You ask what playwright Martin McDonagh is fundamentally trying to tell us with that title? I haven’t a clue. This looks mostly comic. But as to what the dialogue was trying to say behind that, I haven’t a wisp of an idea. I had trouble stumbling through the thickness of noisy, regional accents and their dialect t’other night at Pittsburgh Playhouse. Not that I was alone in that fog. Except for a claque of eager Point Park students around me, few other people in the audience seemed to be in on the verbal fun. Not that we had to understand every wee ficking word. We could tell what was happening. Clearly this is not Bernard Shaw prodding and pushing intricately worded provocative social comment. The plot? Not that complicated.
McDonagh can amuse you greatly, but he also reminds us that such people struggle with the truths of an unrelenting environment. Don’t, then, anticipate the riotous blood and gore of his The Lieutenant of Inishmore or the movie In Bruges. Don’t expect lurking horror, casting ironic shadows on cruel, oppressive regimes as in The Pillowman. This is lighter.
Dave Droxler stands out as the most complex character, the young Father Welsh who tries to be a meaningful part of this community but remains out of place. Droxler brings out the true dimensions of vulnerability, human weakness and need. Philip Winters’ take on Coleman always looks solid and real, although perhaps not as dim-witted as you’d think the man is. Valene is played by David Cabot, looking as if he’s trying to physically and verbally establish someone more complex than what’s behind anything Valene does or says. Director Kim Martin should have tried to get Cabot to blend in more with other people’s more realistic style.
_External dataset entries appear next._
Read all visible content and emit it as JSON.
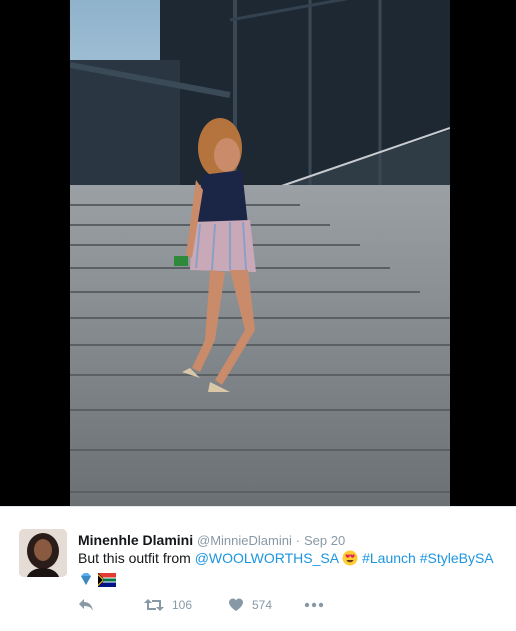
{
  "tweet": {
    "author_name": "Minenhle Dlamini",
    "handle": "@MinnieDlamini",
    "separator": "·",
    "date": "Sep 20",
    "text_intro": "But this outfit from",
    "mention": "@WOOLWORTHS_SA",
    "hashtag_launch": "#Launch",
    "hashtag_style": "#StyleBySA",
    "emojis": [
      "heart-eyes-emoji",
      "diamond-emoji",
      "south-africa-flag-emoji"
    ]
  },
  "actions": {
    "reply_icon": "reply-icon",
    "retweet_icon": "retweet-icon",
    "retweet_count": "106",
    "like_icon": "heart-icon",
    "like_count": "574",
    "more_icon": "more-dots-icon"
  },
  "colors": {
    "link": "#1b95e0",
    "muted": "#8899a6",
    "text": "#14171a"
  }
}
Martin keeps the whole thing moving vigorously, adding to a sense that these are not caricatures, aided by fight director Randy Kovitz and a few special effects from Steve Tolin.
I question, however, why Martin or other directors in these parts of the US feel that their casts have to do their damndest to speak accurately like people whose language and accents are so far removed from our own that we may have trouble understanding them. This happened before with The Rep’s own production of Mojo by Jez Butterworth when Cockney words and sounds remained so dense it was almost impossible to tell what was actually being said. It happens often in productions by Pittsburgh Irish and Classical Theatre. Burying the essence of the text in needless authenticity does not serve the playwright well. At such times, when I look at many other people in the audience and see their blank expressions, their solemnity during presumably funny moments I know I’m not alone in puzzlement. You’d think directors could see this too.
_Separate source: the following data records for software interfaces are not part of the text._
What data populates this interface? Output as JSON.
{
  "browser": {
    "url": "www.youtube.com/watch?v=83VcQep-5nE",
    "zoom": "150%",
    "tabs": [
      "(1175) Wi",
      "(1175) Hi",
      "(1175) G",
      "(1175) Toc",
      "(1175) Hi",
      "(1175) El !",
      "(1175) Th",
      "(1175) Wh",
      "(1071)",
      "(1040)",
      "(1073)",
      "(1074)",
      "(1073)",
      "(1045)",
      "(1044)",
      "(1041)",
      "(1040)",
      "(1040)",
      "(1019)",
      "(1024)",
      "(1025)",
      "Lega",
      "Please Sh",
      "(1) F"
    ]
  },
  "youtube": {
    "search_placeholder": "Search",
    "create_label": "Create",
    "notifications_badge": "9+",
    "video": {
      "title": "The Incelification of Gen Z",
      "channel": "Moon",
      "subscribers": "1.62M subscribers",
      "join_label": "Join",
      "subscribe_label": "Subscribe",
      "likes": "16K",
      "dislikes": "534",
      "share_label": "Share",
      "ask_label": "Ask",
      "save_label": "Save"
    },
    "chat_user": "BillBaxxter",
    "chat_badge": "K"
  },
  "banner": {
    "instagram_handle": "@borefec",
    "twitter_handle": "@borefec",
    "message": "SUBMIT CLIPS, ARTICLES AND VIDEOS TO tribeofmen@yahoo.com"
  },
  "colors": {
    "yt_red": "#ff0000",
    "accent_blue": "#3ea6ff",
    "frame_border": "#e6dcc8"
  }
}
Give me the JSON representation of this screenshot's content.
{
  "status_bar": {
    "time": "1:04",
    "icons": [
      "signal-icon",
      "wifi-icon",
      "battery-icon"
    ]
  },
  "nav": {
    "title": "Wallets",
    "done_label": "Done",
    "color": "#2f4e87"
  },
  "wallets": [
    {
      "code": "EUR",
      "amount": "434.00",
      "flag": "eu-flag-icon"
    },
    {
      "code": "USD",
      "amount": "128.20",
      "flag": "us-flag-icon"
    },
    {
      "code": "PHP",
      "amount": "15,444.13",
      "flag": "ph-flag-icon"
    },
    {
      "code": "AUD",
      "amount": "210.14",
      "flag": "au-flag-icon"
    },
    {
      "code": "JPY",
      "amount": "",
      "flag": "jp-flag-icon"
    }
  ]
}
The Lonesome West continues through February 27th at Pittsburgh Playhouse, 222 Craft Avenue, Oakland. 412/621-4445 www.pittsburghplayhouse.com